(Beginning of Material shown)

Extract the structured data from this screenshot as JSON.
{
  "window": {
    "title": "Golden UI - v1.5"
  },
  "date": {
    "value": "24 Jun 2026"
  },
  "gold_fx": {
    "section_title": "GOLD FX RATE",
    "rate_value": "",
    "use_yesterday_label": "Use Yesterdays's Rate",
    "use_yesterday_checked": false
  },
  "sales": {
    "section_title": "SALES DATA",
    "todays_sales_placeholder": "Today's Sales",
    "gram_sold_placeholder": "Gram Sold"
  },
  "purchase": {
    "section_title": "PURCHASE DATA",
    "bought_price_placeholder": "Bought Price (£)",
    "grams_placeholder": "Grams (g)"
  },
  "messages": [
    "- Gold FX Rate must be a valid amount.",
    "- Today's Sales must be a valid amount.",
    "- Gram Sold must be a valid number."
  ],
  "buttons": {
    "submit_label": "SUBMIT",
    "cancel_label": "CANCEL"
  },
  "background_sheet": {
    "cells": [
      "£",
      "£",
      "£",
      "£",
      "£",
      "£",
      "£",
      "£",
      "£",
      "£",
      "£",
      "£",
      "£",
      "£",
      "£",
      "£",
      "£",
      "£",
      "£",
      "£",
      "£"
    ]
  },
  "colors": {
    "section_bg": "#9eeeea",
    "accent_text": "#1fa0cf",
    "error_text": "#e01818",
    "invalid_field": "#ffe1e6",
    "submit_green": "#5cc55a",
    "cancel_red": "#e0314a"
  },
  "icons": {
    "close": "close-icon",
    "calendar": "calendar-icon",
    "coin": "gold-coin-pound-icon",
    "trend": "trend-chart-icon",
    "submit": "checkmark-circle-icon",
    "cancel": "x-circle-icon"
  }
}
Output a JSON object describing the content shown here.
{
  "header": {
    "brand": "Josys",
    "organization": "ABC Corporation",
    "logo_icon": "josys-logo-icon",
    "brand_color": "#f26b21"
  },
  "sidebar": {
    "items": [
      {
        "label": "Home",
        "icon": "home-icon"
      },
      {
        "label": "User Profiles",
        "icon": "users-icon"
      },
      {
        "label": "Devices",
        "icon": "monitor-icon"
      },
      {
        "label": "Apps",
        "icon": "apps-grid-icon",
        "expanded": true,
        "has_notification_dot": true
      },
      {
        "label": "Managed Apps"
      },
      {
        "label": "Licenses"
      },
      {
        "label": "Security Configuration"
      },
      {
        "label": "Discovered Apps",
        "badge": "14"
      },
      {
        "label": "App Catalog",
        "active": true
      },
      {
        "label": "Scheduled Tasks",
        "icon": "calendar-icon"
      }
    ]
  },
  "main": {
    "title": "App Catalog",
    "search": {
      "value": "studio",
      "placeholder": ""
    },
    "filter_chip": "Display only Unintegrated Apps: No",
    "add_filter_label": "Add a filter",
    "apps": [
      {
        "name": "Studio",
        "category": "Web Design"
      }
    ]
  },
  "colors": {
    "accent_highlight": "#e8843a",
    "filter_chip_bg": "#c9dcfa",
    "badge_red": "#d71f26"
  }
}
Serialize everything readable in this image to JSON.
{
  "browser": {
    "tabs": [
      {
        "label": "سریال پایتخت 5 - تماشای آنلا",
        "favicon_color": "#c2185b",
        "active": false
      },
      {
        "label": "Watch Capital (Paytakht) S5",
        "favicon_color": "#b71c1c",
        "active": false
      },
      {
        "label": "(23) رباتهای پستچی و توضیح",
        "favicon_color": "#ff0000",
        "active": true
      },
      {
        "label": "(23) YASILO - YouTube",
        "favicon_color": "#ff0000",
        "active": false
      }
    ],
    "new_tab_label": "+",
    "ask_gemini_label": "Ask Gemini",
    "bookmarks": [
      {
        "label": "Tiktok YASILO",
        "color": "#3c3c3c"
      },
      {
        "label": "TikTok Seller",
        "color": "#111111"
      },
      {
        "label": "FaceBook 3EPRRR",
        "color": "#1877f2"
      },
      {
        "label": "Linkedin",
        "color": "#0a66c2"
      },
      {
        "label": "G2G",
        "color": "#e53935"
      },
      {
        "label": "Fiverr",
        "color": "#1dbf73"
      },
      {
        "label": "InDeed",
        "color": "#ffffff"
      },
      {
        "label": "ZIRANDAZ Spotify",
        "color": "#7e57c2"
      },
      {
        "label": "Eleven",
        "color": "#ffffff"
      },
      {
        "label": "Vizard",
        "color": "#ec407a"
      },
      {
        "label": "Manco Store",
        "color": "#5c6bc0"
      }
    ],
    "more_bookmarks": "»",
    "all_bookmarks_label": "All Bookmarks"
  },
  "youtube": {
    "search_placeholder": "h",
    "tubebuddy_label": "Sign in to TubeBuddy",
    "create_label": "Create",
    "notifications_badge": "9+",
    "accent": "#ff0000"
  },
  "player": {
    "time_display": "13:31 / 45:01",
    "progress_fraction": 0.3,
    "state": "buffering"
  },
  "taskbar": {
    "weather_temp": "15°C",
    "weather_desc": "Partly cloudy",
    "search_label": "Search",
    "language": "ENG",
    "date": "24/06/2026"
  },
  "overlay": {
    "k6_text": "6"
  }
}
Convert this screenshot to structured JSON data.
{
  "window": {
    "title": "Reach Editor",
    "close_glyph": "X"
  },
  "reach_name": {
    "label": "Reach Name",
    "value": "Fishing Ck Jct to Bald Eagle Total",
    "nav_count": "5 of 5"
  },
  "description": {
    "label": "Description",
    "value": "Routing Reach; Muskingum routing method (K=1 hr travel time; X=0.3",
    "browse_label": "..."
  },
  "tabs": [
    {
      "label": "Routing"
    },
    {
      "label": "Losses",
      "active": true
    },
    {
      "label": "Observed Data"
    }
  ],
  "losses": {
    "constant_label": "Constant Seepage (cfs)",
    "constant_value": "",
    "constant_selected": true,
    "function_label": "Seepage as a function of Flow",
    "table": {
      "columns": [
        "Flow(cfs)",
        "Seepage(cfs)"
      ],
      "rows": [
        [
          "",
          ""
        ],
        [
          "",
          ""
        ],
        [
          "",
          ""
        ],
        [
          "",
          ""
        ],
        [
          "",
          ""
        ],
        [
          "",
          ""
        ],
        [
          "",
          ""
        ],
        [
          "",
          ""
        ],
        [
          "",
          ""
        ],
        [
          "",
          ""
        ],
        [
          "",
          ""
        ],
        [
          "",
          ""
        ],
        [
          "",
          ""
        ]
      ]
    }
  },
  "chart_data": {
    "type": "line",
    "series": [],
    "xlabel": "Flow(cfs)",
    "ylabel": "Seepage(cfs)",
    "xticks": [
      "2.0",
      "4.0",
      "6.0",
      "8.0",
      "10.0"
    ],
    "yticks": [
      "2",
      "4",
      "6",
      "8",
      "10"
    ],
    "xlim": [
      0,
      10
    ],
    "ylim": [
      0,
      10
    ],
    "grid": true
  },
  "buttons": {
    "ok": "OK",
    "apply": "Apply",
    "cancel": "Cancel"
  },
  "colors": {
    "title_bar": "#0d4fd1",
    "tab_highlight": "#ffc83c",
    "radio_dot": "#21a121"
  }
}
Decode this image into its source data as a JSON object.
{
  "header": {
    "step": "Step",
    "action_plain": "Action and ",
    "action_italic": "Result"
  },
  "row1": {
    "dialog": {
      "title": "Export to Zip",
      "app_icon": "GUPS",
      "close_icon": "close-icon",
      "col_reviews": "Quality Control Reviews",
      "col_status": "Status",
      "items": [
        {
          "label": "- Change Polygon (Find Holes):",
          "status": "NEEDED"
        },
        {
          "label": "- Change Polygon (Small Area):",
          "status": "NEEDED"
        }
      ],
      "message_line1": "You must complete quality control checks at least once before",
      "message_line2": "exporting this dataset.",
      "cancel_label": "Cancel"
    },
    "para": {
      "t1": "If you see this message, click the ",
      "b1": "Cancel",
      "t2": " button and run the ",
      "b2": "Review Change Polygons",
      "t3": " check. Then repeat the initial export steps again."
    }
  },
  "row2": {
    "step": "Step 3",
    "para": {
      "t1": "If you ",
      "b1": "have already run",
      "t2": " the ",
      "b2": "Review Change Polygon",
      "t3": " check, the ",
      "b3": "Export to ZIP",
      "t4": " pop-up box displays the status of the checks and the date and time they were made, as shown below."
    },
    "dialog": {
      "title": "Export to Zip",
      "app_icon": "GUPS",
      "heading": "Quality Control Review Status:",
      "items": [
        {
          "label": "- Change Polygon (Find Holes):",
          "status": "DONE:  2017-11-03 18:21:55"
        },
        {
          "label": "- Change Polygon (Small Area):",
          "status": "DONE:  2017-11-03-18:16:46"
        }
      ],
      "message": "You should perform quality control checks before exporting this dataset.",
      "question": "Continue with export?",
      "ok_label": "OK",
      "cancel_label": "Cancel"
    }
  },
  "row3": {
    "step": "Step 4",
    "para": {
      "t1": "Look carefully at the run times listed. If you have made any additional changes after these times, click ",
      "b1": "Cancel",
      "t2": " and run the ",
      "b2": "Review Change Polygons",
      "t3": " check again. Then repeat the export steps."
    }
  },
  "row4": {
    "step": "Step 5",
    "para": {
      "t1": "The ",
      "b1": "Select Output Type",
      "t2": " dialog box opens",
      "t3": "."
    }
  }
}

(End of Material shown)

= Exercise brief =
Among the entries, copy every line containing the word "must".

= Completed task =
    "- Gold FX Rate must be a valid amount.",
    "- Today's Sales must be a valid amount.",
    "- Gram Sold must be a valid number."
      "message_line1": "You must complete quality control checks at least once before",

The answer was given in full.